The Reliance & Satellite Affair

     On July 24, 1863 the United States Navy Department sent a message out to Commodore Andrew. A. Harwood, commanding the Potomac Flotilla warning him of a large body of men, perhaps five hundred in number, about to engage in operations against his small fleet on the Rappahannock River. Word was sent down the chain of command to Lieutenant Commander Samuel Magaw, the senior officer afloat to be on the alert. All of his vessels then present near the mouth of the river were duly notified of the danger.

     A month later on the morning of the 23rd of August as the U.S. Steamers Satellite and Reliance were at anchor near the river's mouth, a rebel party of about forty men lead by a lieutenant approached the vessels in two small boats. The forward lookout hailed the party but having no success after three warnings, fired upon them.

     Forward to aft, one sailor ran off to wake the remainder of the crew; the ship was being boarded by rebels. Commander Henry Walters, commanding Reliance leaped from his hammock and bolted forward screaming for an available hand to slip the cable. A rifle ball was fired into his abdomen, and passing out his back, sank to his knees while blowing his whistle for Satellite anchored two hundred yards off, to come assist.
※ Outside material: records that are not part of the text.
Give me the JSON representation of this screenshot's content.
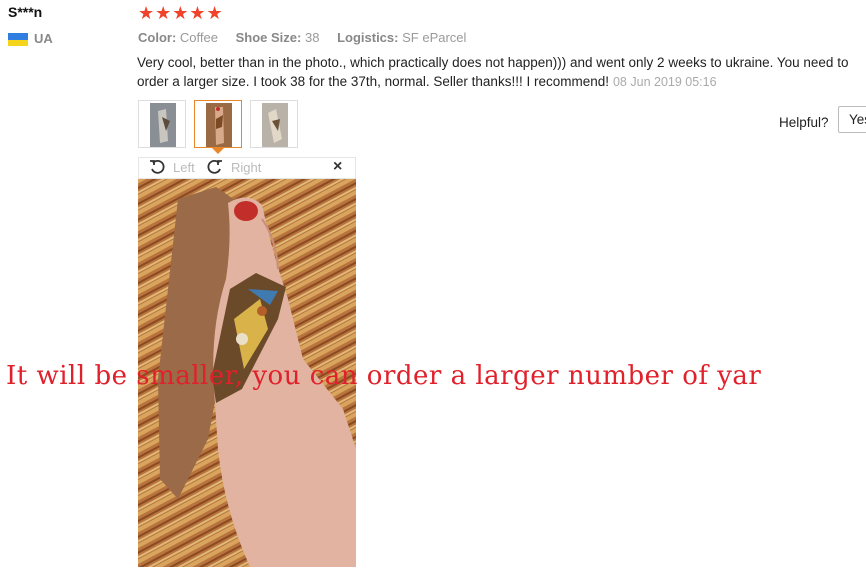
{
  "reviewer": {
    "name": "S***n",
    "country": "UA",
    "rating_stars": "★★★★★",
    "rating": 5
  },
  "attributes": [
    {
      "key": "Color:",
      "value": "Coffee"
    },
    {
      "key": "Shoe Size:",
      "value": "38"
    },
    {
      "key": "Logistics:",
      "value": "SF eParcel"
    }
  ],
  "review": {
    "text": "Very cool, better than in the photo., which practically does not happen))) and went only 2 weeks to ukraine. You need to order a larger size. I took 38 for the 37th, normal. Seller thanks!!! I recommend!",
    "date": "08 Jun 2019 05:16"
  },
  "helpful": {
    "label": "Helpful?",
    "yes_label": "Yes"
  },
  "viewer": {
    "rotate_left_label": "Left",
    "rotate_right_label": "Right",
    "close_symbol": "×"
  },
  "overlay_text": "It will be smaller, you can order a larger number of yar",
  "colors": {
    "star": "#f1432a",
    "active_thumb_border": "#e8862a",
    "overlay_red": "#e0202a"
  }
}
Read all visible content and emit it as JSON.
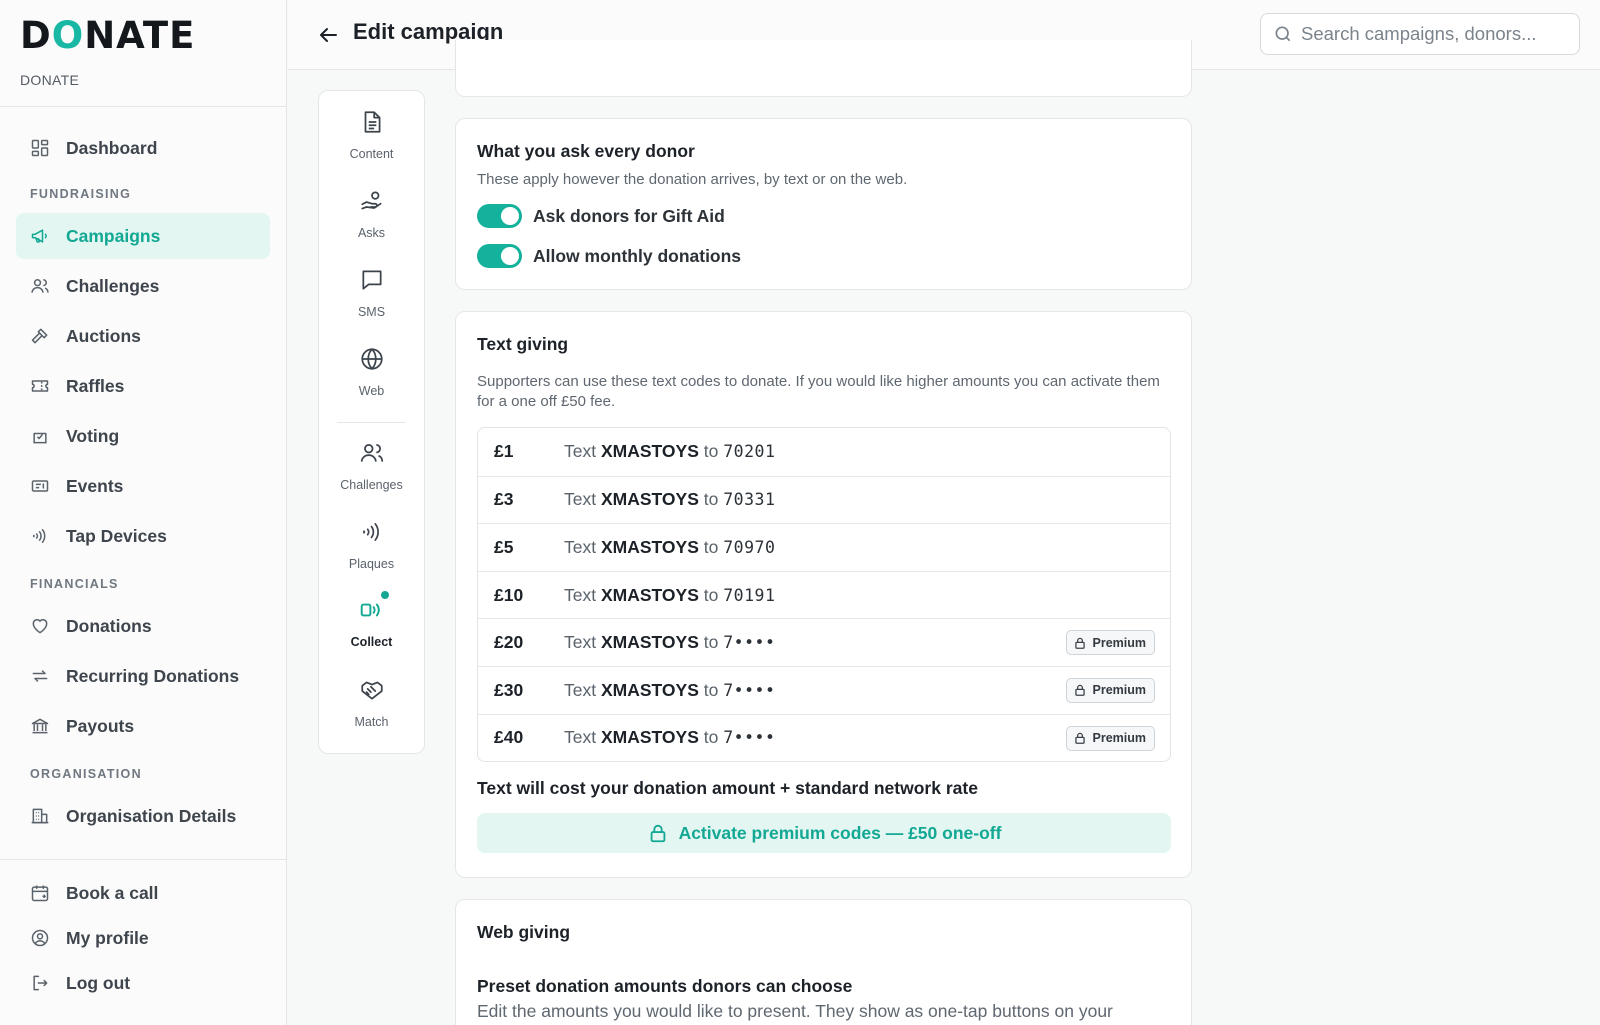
{
  "brand": {
    "logo_pre": "D",
    "logo_o": "O",
    "logo_post": "NATE",
    "subtitle": "DONATE"
  },
  "header": {
    "title": "Edit campaign",
    "search_placeholder": "Search campaigns, donors..."
  },
  "sidebar": {
    "dashboard": "Dashboard",
    "section_fundraising": "FUNDRAISING",
    "fundraising": [
      "Campaigns",
      "Challenges",
      "Auctions",
      "Raffles",
      "Voting",
      "Events",
      "Tap Devices"
    ],
    "section_financials": "FINANCIALS",
    "financials": [
      "Donations",
      "Recurring Donations",
      "Payouts"
    ],
    "section_organisation": "ORGANISATION",
    "organisation": [
      "Organisation Details"
    ],
    "bottom": [
      "Book a call",
      "My profile",
      "Log out"
    ],
    "active": "Campaigns"
  },
  "subnav": {
    "items": [
      "Content",
      "Asks",
      "SMS",
      "Web",
      "Challenges",
      "Plaques",
      "Collect",
      "Match"
    ],
    "active": "Collect"
  },
  "ask_card": {
    "title": "What you ask every donor",
    "desc": "These apply however the donation arrives, by text or on the web.",
    "toggle_gift_aid": "Ask donors for Gift Aid",
    "toggle_gift_aid_on": true,
    "toggle_monthly": "Allow monthly donations",
    "toggle_monthly_on": true
  },
  "text_card": {
    "title": "Text giving",
    "desc": "Supporters can use these text codes to donate. If you would like higher amounts you can activate them for a one off £50 fee.",
    "word_text": "Text",
    "word_to": "to",
    "keyword": "XMASTOYS",
    "codes": [
      {
        "amount": "£1",
        "number": "70201",
        "premium": false
      },
      {
        "amount": "£3",
        "number": "70331",
        "premium": false
      },
      {
        "amount": "£5",
        "number": "70970",
        "premium": false
      },
      {
        "amount": "£10",
        "number": "70191",
        "premium": false
      },
      {
        "amount": "£20",
        "number": "7••••",
        "premium": true
      },
      {
        "amount": "£30",
        "number": "7••••",
        "premium": true
      },
      {
        "amount": "£40",
        "number": "7••••",
        "premium": true
      }
    ],
    "premium_label": "Premium",
    "cost_note": "Text will cost your donation amount + standard network rate",
    "activate_label": "Activate premium codes — £50 one-off"
  },
  "web_card": {
    "title": "Web giving",
    "preset_title": "Preset donation amounts donors can choose",
    "preset_desc": "Edit the amounts you would like to present. They show as one-tap buttons on your"
  },
  "colors": {
    "accent": "#14b29c",
    "accent_bg": "#e3f6f2"
  }
}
     It was Thomas Brown, acting Master's Mate and ship's executive officer, who went forward from the starboard side of the ship, passing the arm's locker and taking no weapon to himself, cried out to the boarding party that he'd surrender the ship. Resistance continued only for a short time afterwards, when a third boat boarded from the port side of the ship and the few sailors making an effort to resist, realized it was futile to go on.
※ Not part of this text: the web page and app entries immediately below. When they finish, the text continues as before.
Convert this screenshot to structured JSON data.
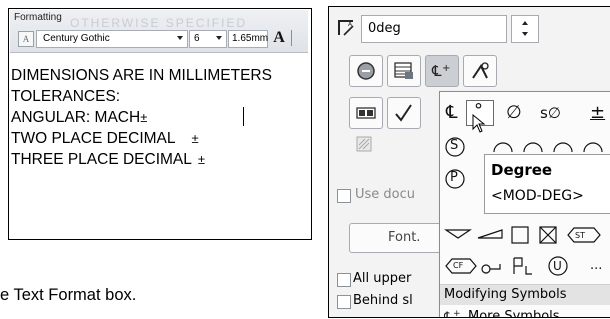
{
  "formatting_box": {
    "title": "Formatting",
    "background_text": "OTHERWISE SPECIFIED",
    "font_name": "Century Gothic",
    "font_size": "6",
    "text_height": "1.65mm",
    "bold_label": "A"
  },
  "notes": {
    "lines": [
      {
        "text": "DIMENSIONS ARE IN MILLIMETERS",
        "suffix": ""
      },
      {
        "text": "TOLERANCES:",
        "suffix": ""
      },
      {
        "text": "ANGULAR: MACH",
        "suffix": "±"
      },
      {
        "text": "TWO PLACE DECIMAL",
        "suffix": "±"
      },
      {
        "text": "THREE PLACE DECIMAL",
        "suffix": "±"
      }
    ]
  },
  "caption": "e Text Format box.",
  "property_panel": {
    "angle_value": "0deg",
    "use_doc_label": "Use docu",
    "font_button_label": "Font.",
    "all_upper_label": "All upper",
    "behind_label": "Behind sl"
  },
  "symbol_menu": {
    "row1": [
      "℄",
      "°",
      "∅",
      "s∅",
      "±"
    ],
    "tooltip_title": "Degree",
    "tooltip_code": "<MOD-DEG>",
    "st_label": "ST",
    "cf_label": "CF",
    "u_label": "U",
    "ellipsis": "...",
    "s_label": "S",
    "p_label": "P",
    "modifying_label": "Modifying Symbols",
    "more_label": "More Symbols..."
  },
  "colors": {
    "panel_bg": "#f3f3f3",
    "popup_bg": "#fbfbfb",
    "tooltip_border": "#9a9a9a"
  }
}
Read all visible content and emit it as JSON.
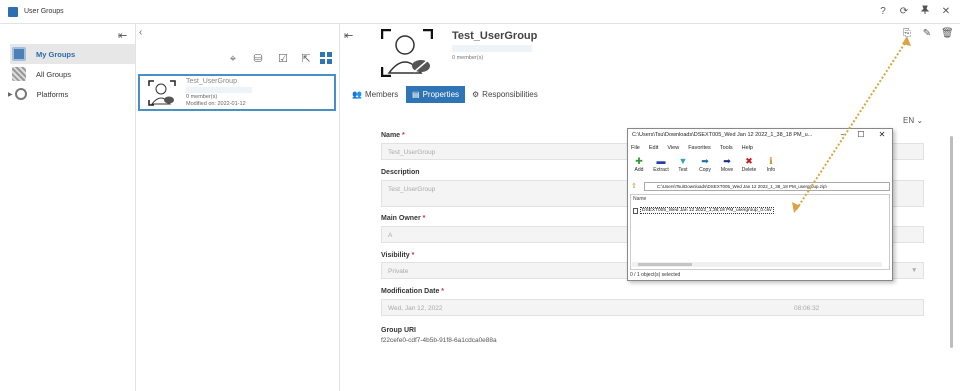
{
  "window": {
    "title": "User Groups",
    "controls": [
      "?",
      "⟳",
      "✎",
      "✕"
    ]
  },
  "sidebar": {
    "items": [
      {
        "label": "My Groups",
        "icon": "group-icon",
        "active": true
      },
      {
        "label": "All Groups",
        "icon": "grid-icon",
        "active": false
      },
      {
        "label": "Platforms",
        "icon": "platform-icon",
        "active": false
      }
    ]
  },
  "group_list": {
    "card": {
      "name": "Test_UserGroup",
      "members": "0 member(s)",
      "modified": "Modified on: 2022-01-12"
    }
  },
  "group": {
    "name": "Test_UserGroup",
    "members": "0 member(s)"
  },
  "tabs": [
    {
      "label": "Members",
      "active": false
    },
    {
      "label": "Properties",
      "active": true
    },
    {
      "label": "Responsibilities",
      "active": false
    }
  ],
  "language": "EN",
  "form": {
    "name_label": "Name",
    "name_value": "Test_UserGroup",
    "description_label": "Description",
    "description_value": "Test_UserGroup",
    "owner_label": "Main Owner",
    "owner_value": "A",
    "visibility_label": "Visibility",
    "visibility_value": "Private",
    "modification_label": "Modification Date",
    "modification_date": "Wed, Jan 12, 2022",
    "modification_time": "08:06:32",
    "uri_label": "Group URI",
    "uri_value": "f22cefe0-cdf7-4b5b-91f8-6a1cdca0e88a"
  },
  "archiver": {
    "title": "C:\\Users\\Tsu\\Downloads\\DSEXT005_Wed Jan 12 2022_1_38_18 PM_u...",
    "menu": [
      "File",
      "Edit",
      "View",
      "Favorites",
      "Tools",
      "Help"
    ],
    "tools": [
      {
        "label": "Add",
        "glyph": "✚",
        "color": "#2e9b2e"
      },
      {
        "label": "Extract",
        "glyph": "▬",
        "color": "#1f3fa8"
      },
      {
        "label": "Test",
        "glyph": "▼",
        "color": "#2aa7b5"
      },
      {
        "label": "Copy",
        "glyph": "➡",
        "color": "#1c6fa8"
      },
      {
        "label": "Move",
        "glyph": "➡",
        "color": "#1a2f8a"
      },
      {
        "label": "Delete",
        "glyph": "✖",
        "color": "#c41c1c"
      },
      {
        "label": "Info",
        "glyph": "ℹ",
        "color": "#b8860b"
      }
    ],
    "path": "C:\\Users\\Tsu\\Downloads\\DSEXT005_Wed Jan 12 2022_1_38_18 PM_usergroup.zip\\",
    "column_name": "Name",
    "file": "DSEXT005_Wed Jan 12 2022_1;38;18 PM_usergroup_0.csv",
    "status": "0 / 1 object(s) selected"
  },
  "colors": {
    "accent": "#2f74b5",
    "annotation_arrow": "#d9a441"
  }
}
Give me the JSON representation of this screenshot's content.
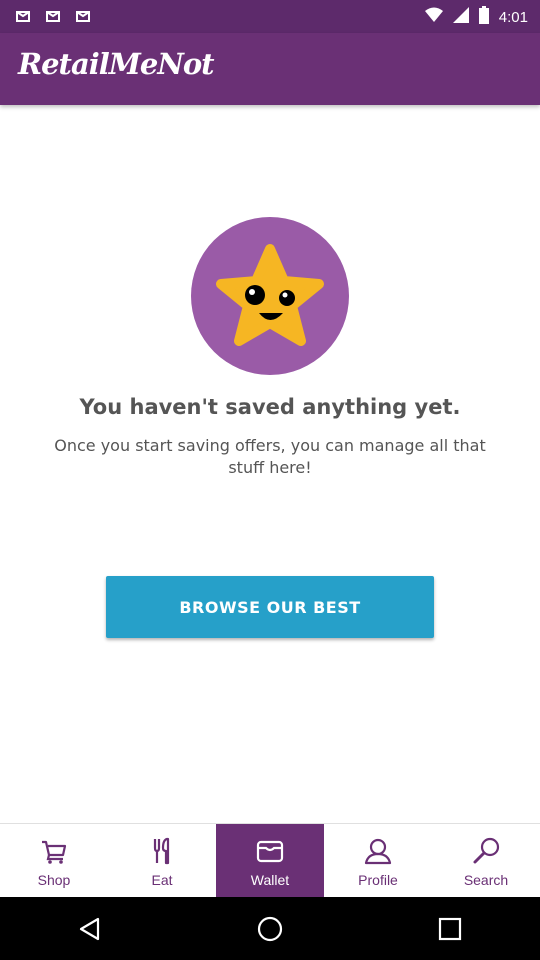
{
  "status_bar": {
    "time": "4:01"
  },
  "header": {
    "brand": "RetailMeNot"
  },
  "empty_state": {
    "title": "You haven't saved anything yet.",
    "subtitle": "Once you start saving offers, you can manage all that stuff here!",
    "cta_label": "BROWSE OUR BEST"
  },
  "bottom_nav": {
    "items": [
      {
        "label": "Shop",
        "icon": "cart-icon",
        "active": false
      },
      {
        "label": "Eat",
        "icon": "fork-knife-icon",
        "active": false
      },
      {
        "label": "Wallet",
        "icon": "wallet-icon",
        "active": true
      },
      {
        "label": "Profile",
        "icon": "person-icon",
        "active": false
      },
      {
        "label": "Search",
        "icon": "search-icon",
        "active": false
      }
    ]
  },
  "colors": {
    "brand_purple": "#6a3075",
    "accent_blue": "#26a0c9",
    "star_yellow": "#f6b623",
    "circle_purple": "#9a5ba7"
  }
}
     The Satellite was likewise boarded about twenty minutes past midnight having been hailed but managing to give the lookout on duty the slip. The invaders had already boarded by scores before the crew was able to respond satisfactorily.

     The ship's captain, Master John F. D. Robinson, issued orders to his crew from the security of his cabin and refused to come topside, while Randolph Sommers, part of the ship's company fought with the rebels without a weapon, attempting to take a few down with his fists, wounded several times he was forces to give up and later died as a result. Many more who tried to resist fell wounded by the strikes of a cutlass. The crew surrendered after all hope was lost, the captain being taken prisoner from his cabin.

     The crews of both ships were sent south to Richmond as prisoners of war, while an inquiry later found the captain of the Reliance to lack experience in such a case, he received vindication for his ship's anchored status. The captain of the Satellite and executive officer of the Reliance were both found guilty of cowardice while engaged.

     No early warning would have overcome inexperience and cowardice. Reliance and Satellite were lost due to inappropriate measures taken while on alert, its crew taken for a personalized tour of the Richmond Prison System, and a lesson learned that even the seaborne are vulnerable when the normally vigilant become seemingly overconfident.

Dan (Aldie) Daniel Moran
© 2003

Editors Note: Mr.Moran is a feature writer on the US-Civilwar.com writers staff. He may be contacted with your questions, ideas and requests at dmoran@us-civilwar.net